For a tourist, this black market is sometimes hard to find. Yes, taking an illegal taxi is easy, but finding an iPad or a fish tank will be very hard for you… Cubans are always on the lookout for contacts that can supply them stuff or that can become customers for the stuff they happen to sell. Their networks are very efficient, and that makes for a very effective black market. To complicate things, not everything on the ‘informal’ market is black :-).

Read more about the stunning paradoxes that rule Cuba in our book… On this page we’ll give you a tip that will save you a few hours in Cuba.

Last updated July 2018

Recommended Reading:

Everybody operating la bolsa negra is a jinetero

Better not rent a Car

Cuba Cheap

How to make Cuba Cheap

Here are a few tricks to make Cuba cheap, although it will never become as cheap as Asia.

Buy food at the market and preparing your meals will bring down prices of feeding yourself by 80%.

Cuba cheap
Buy your food at the market

Eat in MN restaurants and cafeterias. A meal for 1.50!

Buy big 5 litre bottles of water and fill up your little bottle. Or just get your water from the tap. Filter first.

Be a student and take your student card with you. Age does not matter

Buy, rent or borrow a bike, walk or take the bus/fixed route taxi.

Negotiate a lot and about everything. That does not make you cheap; they will respect you for it.

Spent a few days at a Campismo, they are very cheap

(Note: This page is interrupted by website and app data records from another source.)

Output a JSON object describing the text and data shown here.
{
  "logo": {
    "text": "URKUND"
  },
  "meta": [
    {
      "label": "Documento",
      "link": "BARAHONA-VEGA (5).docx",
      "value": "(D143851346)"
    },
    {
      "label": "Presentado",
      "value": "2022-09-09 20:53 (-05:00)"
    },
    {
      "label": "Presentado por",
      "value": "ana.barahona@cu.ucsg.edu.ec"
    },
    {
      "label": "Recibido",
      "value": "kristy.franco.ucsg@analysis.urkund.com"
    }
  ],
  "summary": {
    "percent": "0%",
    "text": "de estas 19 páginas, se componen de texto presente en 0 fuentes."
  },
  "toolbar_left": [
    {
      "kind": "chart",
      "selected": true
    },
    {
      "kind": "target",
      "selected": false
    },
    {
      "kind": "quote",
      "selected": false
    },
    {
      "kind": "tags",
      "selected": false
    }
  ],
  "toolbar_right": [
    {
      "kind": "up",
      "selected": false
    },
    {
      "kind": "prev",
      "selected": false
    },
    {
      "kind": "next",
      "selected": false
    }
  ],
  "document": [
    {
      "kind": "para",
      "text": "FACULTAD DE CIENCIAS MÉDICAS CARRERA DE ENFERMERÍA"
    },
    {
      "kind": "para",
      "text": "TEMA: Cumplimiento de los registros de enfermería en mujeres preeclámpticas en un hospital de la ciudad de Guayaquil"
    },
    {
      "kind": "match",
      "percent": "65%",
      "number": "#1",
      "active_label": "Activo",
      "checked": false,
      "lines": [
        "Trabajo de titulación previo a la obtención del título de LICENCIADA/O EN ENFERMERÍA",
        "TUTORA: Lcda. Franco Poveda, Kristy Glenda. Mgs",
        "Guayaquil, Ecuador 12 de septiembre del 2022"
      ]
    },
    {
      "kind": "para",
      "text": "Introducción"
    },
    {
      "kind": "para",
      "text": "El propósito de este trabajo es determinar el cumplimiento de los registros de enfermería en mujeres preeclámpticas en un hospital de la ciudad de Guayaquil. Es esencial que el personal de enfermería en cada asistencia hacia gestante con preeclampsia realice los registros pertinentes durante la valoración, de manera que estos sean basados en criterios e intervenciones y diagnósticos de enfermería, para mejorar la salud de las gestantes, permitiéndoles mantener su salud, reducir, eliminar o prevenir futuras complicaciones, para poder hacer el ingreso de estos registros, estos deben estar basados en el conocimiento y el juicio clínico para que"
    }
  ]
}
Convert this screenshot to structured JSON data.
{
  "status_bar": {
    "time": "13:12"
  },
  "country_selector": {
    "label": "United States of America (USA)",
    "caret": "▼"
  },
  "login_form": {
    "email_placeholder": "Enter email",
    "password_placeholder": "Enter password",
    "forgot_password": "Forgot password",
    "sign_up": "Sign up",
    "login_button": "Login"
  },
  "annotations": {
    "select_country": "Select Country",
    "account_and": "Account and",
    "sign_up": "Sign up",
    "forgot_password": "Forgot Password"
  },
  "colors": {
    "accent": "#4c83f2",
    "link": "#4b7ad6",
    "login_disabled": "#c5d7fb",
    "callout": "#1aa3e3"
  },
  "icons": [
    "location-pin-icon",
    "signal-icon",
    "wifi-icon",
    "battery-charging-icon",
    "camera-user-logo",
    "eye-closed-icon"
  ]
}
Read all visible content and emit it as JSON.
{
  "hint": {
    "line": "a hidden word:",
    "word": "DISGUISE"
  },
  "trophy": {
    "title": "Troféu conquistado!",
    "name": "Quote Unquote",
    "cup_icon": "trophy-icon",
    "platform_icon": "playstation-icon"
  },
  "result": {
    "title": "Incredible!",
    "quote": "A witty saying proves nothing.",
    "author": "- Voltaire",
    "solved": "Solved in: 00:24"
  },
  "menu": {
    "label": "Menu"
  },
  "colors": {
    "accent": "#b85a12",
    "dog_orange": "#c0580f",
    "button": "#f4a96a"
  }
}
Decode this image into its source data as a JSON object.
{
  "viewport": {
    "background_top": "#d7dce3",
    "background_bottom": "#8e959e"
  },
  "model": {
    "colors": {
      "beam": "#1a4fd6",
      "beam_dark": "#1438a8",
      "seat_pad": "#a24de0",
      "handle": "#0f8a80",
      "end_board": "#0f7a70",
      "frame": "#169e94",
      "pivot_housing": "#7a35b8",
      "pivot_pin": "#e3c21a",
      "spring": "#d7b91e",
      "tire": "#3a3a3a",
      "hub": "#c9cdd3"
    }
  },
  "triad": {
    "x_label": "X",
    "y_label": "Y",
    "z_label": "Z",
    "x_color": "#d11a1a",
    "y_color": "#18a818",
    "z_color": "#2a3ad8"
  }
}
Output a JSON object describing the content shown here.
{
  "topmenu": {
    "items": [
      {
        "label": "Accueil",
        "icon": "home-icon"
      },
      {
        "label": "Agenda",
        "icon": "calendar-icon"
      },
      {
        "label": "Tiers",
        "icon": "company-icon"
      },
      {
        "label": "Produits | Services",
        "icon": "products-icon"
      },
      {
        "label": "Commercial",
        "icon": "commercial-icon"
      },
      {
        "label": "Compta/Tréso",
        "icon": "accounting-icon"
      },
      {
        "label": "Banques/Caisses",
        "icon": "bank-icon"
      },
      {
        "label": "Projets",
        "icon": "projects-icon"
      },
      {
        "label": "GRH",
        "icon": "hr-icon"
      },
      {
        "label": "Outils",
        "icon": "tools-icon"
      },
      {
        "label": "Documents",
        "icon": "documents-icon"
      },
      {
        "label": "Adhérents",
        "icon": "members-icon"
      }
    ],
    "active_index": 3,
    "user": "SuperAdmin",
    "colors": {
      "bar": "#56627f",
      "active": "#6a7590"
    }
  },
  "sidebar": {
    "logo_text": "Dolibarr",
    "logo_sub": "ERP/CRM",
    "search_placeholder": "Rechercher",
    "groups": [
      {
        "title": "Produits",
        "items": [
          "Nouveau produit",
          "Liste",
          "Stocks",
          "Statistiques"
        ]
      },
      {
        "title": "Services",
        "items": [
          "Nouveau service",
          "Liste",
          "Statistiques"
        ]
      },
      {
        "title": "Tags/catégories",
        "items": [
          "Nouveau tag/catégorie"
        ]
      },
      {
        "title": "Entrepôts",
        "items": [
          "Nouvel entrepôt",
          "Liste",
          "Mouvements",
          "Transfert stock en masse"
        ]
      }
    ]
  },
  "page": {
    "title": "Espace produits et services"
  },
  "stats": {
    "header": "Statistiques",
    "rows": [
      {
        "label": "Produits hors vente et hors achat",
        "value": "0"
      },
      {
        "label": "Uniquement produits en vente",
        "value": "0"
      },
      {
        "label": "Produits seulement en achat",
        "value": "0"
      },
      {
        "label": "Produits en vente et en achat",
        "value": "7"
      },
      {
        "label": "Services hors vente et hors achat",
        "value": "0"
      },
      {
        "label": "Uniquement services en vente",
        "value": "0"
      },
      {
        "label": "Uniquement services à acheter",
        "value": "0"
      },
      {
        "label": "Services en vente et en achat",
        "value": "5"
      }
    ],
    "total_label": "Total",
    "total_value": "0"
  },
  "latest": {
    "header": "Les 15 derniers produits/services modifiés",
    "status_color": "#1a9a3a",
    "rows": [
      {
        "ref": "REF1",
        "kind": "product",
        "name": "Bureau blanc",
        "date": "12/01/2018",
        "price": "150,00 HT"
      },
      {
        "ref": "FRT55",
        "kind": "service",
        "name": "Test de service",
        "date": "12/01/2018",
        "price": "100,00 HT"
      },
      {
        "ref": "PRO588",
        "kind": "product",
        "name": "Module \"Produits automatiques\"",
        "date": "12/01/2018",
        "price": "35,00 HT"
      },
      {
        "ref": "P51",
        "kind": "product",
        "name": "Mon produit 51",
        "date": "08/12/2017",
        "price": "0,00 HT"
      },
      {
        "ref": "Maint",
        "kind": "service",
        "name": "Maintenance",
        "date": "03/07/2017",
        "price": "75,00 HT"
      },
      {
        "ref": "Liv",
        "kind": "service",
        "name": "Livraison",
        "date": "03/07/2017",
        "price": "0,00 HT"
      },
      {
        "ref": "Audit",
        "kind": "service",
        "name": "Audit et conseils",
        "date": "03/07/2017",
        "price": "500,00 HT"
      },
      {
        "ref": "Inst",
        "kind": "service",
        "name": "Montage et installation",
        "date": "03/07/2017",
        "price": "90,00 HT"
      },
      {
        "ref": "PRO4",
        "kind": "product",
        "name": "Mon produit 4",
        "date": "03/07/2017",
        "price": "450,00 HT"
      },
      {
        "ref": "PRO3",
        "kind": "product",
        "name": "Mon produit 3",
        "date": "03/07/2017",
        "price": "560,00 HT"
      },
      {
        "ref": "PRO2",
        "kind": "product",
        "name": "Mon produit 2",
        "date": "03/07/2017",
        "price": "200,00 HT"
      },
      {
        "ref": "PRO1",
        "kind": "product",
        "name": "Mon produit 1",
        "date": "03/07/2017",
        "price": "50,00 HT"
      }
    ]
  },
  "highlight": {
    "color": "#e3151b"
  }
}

Never arrive somewhere with a Cuban by your side.

Ignore everybody that starts talking to you on the street.

Don’t make (too manny)  Cuban friends.

Speak Spanish. Nothing drives up prices more than the inability to communicate.

Know what you owe and count your change.

Eat 5 pesos pizza (once).CubanPizza

Book your Casa beforehand, using the Internet. Or read this.

Stay away from the tourist areas.

Don’t believe anything anybody tells you.

Use MN whenever you can.

It can be fun to be cheap

Not all of these tips will enhance the fun you have, but they all bring your budget down.  Other ways make Cuba cheap and preserve the quality of your holiday: For those tips we refer to our book, which is cheap too, compared to the savings it will bring.

Your Spanish is better than you think!

Nothing raises prices more than the inability to communicate. Learn some Spanish!

You know more Spanish than you think.   Almost all words that have more than three syllables in English are derived from Latin and have the same meaning in Spanish.   Just pronounce: reservation, communication, vocabulary, direction, investigation or permission with a Spanish accent and you will be understood.

An exception would be ‘introduction’ (‘exception’ itself is no exception by the way), if you ask to be introduced to someone, you are asking if you could put part of yourself into the other person.    In Spanish, you present yourself

You see, your Spanish is already a lot better than you think.

During the next part, I will put the Spanish word between brackets just to show you how good your Spanish already is. (to read that part.. you have to buy the book 🙂 though… Sorry…)

Save money, buy our book

No matter how hard you try, Cuba will never become cheap as long as you are not a Cuban. So the best tip to make Cuba cheap… become a Cuban… :-)… the second best tip is to read our book. We’ll give you a time-saving tip on this page

You might want to understand the double currency system too. (spoiler alert: there is non)